Dataset rows for apps and sites
+ + + + + + +

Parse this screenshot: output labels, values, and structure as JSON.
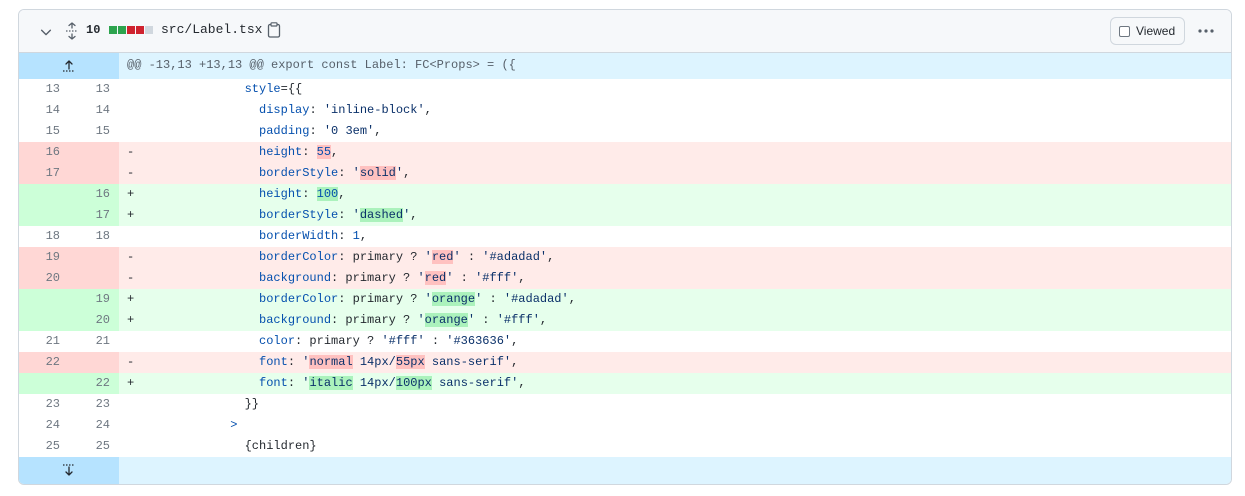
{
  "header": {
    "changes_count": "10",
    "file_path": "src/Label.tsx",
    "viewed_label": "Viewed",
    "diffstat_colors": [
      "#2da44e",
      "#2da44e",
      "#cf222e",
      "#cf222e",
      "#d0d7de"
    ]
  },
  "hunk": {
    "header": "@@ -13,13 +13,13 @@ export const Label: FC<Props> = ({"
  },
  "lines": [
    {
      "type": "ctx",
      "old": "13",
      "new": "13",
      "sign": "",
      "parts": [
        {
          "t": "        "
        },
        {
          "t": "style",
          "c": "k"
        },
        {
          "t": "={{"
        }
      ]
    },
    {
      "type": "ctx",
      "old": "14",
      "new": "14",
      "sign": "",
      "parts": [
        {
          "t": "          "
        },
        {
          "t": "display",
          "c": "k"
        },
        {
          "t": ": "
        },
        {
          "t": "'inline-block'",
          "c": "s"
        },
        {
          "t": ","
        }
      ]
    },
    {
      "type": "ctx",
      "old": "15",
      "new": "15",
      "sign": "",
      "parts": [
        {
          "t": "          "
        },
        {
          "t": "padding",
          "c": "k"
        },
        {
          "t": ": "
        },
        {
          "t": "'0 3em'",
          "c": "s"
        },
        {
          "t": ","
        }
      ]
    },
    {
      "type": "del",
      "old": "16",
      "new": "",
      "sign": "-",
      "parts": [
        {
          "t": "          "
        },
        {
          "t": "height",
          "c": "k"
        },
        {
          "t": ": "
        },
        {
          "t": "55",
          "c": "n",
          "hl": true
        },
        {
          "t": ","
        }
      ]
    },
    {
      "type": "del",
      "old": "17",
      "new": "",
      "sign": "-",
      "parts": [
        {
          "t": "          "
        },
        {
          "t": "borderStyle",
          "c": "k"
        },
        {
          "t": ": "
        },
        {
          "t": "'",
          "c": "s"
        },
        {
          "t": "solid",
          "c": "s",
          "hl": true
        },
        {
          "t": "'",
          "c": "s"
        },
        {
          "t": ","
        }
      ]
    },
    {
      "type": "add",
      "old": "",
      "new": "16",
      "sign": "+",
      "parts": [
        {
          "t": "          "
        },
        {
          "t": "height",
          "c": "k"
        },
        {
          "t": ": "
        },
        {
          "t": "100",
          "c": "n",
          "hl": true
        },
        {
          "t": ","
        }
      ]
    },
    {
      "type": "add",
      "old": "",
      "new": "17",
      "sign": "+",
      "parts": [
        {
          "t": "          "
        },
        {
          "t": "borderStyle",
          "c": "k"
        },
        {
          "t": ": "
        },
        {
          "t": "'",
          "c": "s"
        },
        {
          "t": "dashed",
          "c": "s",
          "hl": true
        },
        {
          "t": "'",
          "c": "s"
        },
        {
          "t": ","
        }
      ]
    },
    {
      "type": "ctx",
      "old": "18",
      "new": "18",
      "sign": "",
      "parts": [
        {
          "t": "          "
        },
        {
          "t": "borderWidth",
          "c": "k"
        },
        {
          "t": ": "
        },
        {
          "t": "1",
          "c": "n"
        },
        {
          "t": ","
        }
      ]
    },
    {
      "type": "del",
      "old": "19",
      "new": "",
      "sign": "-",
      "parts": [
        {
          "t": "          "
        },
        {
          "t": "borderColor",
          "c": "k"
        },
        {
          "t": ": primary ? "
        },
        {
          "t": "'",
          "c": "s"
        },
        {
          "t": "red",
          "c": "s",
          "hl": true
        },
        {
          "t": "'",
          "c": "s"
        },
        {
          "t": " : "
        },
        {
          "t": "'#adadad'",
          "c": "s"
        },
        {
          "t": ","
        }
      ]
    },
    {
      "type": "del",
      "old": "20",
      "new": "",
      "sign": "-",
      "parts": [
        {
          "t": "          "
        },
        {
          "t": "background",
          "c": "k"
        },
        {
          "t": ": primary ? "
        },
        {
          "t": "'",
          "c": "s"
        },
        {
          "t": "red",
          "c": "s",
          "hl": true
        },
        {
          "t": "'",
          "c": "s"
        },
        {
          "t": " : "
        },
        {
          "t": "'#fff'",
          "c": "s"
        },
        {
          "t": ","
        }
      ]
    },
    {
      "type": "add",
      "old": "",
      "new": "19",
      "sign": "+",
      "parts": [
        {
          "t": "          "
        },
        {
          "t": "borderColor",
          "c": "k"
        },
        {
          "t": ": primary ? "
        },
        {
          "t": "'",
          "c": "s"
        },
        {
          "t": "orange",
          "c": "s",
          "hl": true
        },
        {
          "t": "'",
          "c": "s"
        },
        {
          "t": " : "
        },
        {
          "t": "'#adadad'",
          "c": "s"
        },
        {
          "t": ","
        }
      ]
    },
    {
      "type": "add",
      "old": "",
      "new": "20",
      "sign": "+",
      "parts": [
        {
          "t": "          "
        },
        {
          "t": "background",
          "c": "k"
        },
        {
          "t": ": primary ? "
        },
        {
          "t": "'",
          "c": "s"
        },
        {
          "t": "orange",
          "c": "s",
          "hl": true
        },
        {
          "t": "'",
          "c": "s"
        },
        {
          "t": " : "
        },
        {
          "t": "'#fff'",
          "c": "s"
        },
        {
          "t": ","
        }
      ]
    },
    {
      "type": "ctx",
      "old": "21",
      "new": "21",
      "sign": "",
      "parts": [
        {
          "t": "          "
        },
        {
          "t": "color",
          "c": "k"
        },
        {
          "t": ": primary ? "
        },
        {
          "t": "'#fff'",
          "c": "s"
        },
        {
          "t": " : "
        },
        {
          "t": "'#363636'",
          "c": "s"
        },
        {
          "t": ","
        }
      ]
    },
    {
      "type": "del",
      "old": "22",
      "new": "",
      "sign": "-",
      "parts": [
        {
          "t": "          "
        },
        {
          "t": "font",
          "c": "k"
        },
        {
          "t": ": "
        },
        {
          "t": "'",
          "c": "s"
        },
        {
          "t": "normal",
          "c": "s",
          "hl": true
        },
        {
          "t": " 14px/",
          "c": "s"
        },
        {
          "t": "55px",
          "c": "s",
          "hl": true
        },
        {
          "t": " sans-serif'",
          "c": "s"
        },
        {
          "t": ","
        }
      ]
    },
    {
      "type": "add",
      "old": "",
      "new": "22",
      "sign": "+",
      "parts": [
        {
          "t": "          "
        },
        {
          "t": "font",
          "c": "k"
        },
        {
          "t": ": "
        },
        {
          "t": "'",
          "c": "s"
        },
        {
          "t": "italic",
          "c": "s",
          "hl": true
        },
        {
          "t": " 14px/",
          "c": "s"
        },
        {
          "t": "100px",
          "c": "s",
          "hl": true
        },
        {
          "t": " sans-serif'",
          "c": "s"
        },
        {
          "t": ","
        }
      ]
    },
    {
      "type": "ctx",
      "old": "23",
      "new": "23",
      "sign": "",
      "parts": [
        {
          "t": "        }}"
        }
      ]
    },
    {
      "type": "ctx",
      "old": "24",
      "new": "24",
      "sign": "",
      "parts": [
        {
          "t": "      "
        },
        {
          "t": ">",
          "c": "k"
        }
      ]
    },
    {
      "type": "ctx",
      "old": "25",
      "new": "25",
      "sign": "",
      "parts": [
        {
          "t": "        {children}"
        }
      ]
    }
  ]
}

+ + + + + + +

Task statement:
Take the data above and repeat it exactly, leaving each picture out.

Solution to this problem:
Parse this screenshot: output labels, values, and structure as JSON.
{
  "header": {
    "changes_count": "10",
    "file_path": "src/Label.tsx",
    "viewed_label": "Viewed",
    "diffstat_colors": [
      "#2da44e",
      "#2da44e",
      "#cf222e",
      "#cf222e",
      "#d0d7de"
    ]
  },
  "hunk": {
    "header": "@@ -13,13 +13,13 @@ export const Label: FC<Props> = ({"
  },
  "lines": [
    {
      "type": "ctx",
      "old": "13",
      "new": "13",
      "sign": "",
      "parts": [
        {
          "t": "        "
        },
        {
          "t": "style",
          "c": "k"
        },
        {
          "t": "={{"
        }
      ]
    },
    {
      "type": "ctx",
      "old": "14",
      "new": "14",
      "sign": "",
      "parts": [
        {
          "t": "          "
        },
        {
          "t": "display",
          "c": "k"
        },
        {
          "t": ": "
        },
        {
          "t": "'inline-block'",
          "c": "s"
        },
        {
          "t": ","
        }
      ]
    },
    {
      "type": "ctx",
      "old": "15",
      "new": "15",
      "sign": "",
      "parts": [
        {
          "t": "          "
        },
        {
          "t": "padding",
          "c": "k"
        },
        {
          "t": ": "
        },
        {
          "t": "'0 3em'",
          "c": "s"
        },
        {
          "t": ","
        }
      ]
    },
    {
      "type": "del",
      "old": "16",
      "new": "",
      "sign": "-",
      "parts": [
        {
          "t": "          "
        },
        {
          "t": "height",
          "c": "k"
        },
        {
          "t": ": "
        },
        {
          "t": "55",
          "c": "n",
          "hl": true
        },
        {
          "t": ","
        }
      ]
    },
    {
      "type": "del",
      "old": "17",
      "new": "",
      "sign": "-",
      "parts": [
        {
          "t": "          "
        },
        {
          "t": "borderStyle",
          "c": "k"
        },
        {
          "t": ": "
        },
        {
          "t": "'",
          "c": "s"
        },
        {
          "t": "solid",
          "c": "s",
          "hl": true
        },
        {
          "t": "'",
          "c": "s"
        },
        {
          "t": ","
        }
      ]
    },
    {
      "type": "add",
      "old": "",
      "new": "16",
      "sign": "+",
      "parts": [
        {
          "t": "          "
        },
        {
          "t": "height",
          "c": "k"
        },
        {
          "t": ": "
        },
        {
          "t": "100",
          "c": "n",
          "hl": true
        },
        {
          "t": ","
        }
      ]
    },
    {
      "type": "add",
      "old": "",
      "new": "17",
      "sign": "+",
      "parts": [
        {
          "t": "          "
        },
        {
          "t": "borderStyle",
          "c": "k"
        },
        {
          "t": ": "
        },
        {
          "t": "'",
          "c": "s"
        },
        {
          "t": "dashed",
          "c": "s",
          "hl": true
        },
        {
          "t": "'",
          "c": "s"
        },
        {
          "t": ","
        }
      ]
    },
    {
      "type": "ctx",
      "old": "18",
      "new": "18",
      "sign": "",
      "parts": [
        {
          "t": "          "
        },
        {
          "t": "borderWidth",
          "c": "k"
        },
        {
          "t": ": "
        },
        {
          "t": "1",
          "c": "n"
        },
        {
          "t": ","
        }
      ]
    },
    {
      "type": "del",
      "old": "19",
      "new": "",
      "sign": "-",
      "parts": [
        {
          "t": "          "
        },
        {
          "t": "borderColor",
          "c": "k"
        },
        {
          "t": ": primary ? "
        },
        {
          "t": "'",
          "c": "s"
        },
        {
          "t": "red",
          "c": "s",
          "hl": true
        },
        {
          "t": "'",
          "c": "s"
        },
        {
          "t": " : "
        },
        {
          "t": "'#adadad'",
          "c": "s"
        },
        {
          "t": ","
        }
      ]
    },
    {
      "type": "del",
      "old": "20",
      "new": "",
      "sign": "-",
      "parts": [
        {
          "t": "          "
        },
        {
          "t": "background",
          "c": "k"
        },
        {
          "t": ": primary ? "
        },
        {
          "t": "'",
          "c": "s"
        },
        {
          "t": "red",
          "c": "s",
          "hl": true
        },
        {
          "t": "'",
          "c": "s"
        },
        {
          "t": " : "
        },
        {
          "t": "'#fff'",
          "c": "s"
        },
        {
          "t": ","
        }
      ]
    },
    {
      "type": "add",
      "old": "",
      "new": "19",
      "sign": "+",
      "parts": [
        {
          "t": "          "
        },
        {
          "t": "borderColor",
          "c": "k"
        },
        {
          "t": ": primary ? "
        },
        {
          "t": "'",
          "c": "s"
        },
        {
          "t": "orange",
          "c": "s",
          "hl": true
        },
        {
          "t": "'",
          "c": "s"
        },
        {
          "t": " : "
        },
        {
          "t": "'#adadad'",
          "c": "s"
        },
        {
          "t": ","
        }
      ]
    },
    {
      "type": "add",
      "old": "",
      "new": "20",
      "sign": "+",
      "parts": [
        {
          "t": "          "
        },
        {
          "t": "background",
          "c": "k"
        },
        {
          "t": ": primary ? "
        },
        {
          "t": "'",
          "c": "s"
        },
        {
          "t": "orange",
          "c": "s",
          "hl": true
        },
        {
          "t": "'",
          "c": "s"
        },
        {
          "t": " : "
        },
        {
          "t": "'#fff'",
          "c": "s"
        },
        {
          "t": ","
        }
      ]
    },
    {
      "type": "ctx",
      "old": "21",
      "new": "21",
      "sign": "",
      "parts": [
        {
          "t": "          "
        },
        {
          "t": "color",
          "c": "k"
        },
        {
          "t": ": primary ? "
        },
        {
          "t": "'#fff'",
          "c": "s"
        },
        {
          "t": " : "
        },
        {
          "t": "'#363636'",
          "c": "s"
        },
        {
          "t": ","
        }
      ]
    },
    {
      "type": "del",
      "old": "22",
      "new": "",
      "sign": "-",
      "parts": [
        {
          "t": "          "
        },
        {
          "t": "font",
          "c": "k"
        },
        {
          "t": ": "
        },
        {
          "t": "'",
          "c": "s"
        },
        {
          "t": "normal",
          "c": "s",
          "hl": true
        },
        {
          "t": " 14px/",
          "c": "s"
        },
        {
          "t": "55px",
          "c": "s",
          "hl": true
        },
        {
          "t": " sans-serif'",
          "c": "s"
        },
        {
          "t": ","
        }
      ]
    },
    {
      "type": "add",
      "old": "",
      "new": "22",
      "sign": "+",
      "parts": [
        {
          "t": "          "
        },
        {
          "t": "font",
          "c": "k"
        },
        {
          "t": ": "
        },
        {
          "t": "'",
          "c": "s"
        },
        {
          "t": "italic",
          "c": "s",
          "hl": true
        },
        {
          "t": " 14px/",
          "c": "s"
        },
        {
          "t": "100px",
          "c": "s",
          "hl": true
        },
        {
          "t": " sans-serif'",
          "c": "s"
        },
        {
          "t": ","
        }
      ]
    },
    {
      "type": "ctx",
      "old": "23",
      "new": "23",
      "sign": "",
      "parts": [
        {
          "t": "        }}"
        }
      ]
    },
    {
      "type": "ctx",
      "old": "24",
      "new": "24",
      "sign": "",
      "parts": [
        {
          "t": "      "
        },
        {
          "t": ">",
          "c": "k"
        }
      ]
    },
    {
      "type": "ctx",
      "old": "25",
      "new": "25",
      "sign": "",
      "parts": [
        {
          "t": "        {children}"
        }
      ]
    }
  ]
}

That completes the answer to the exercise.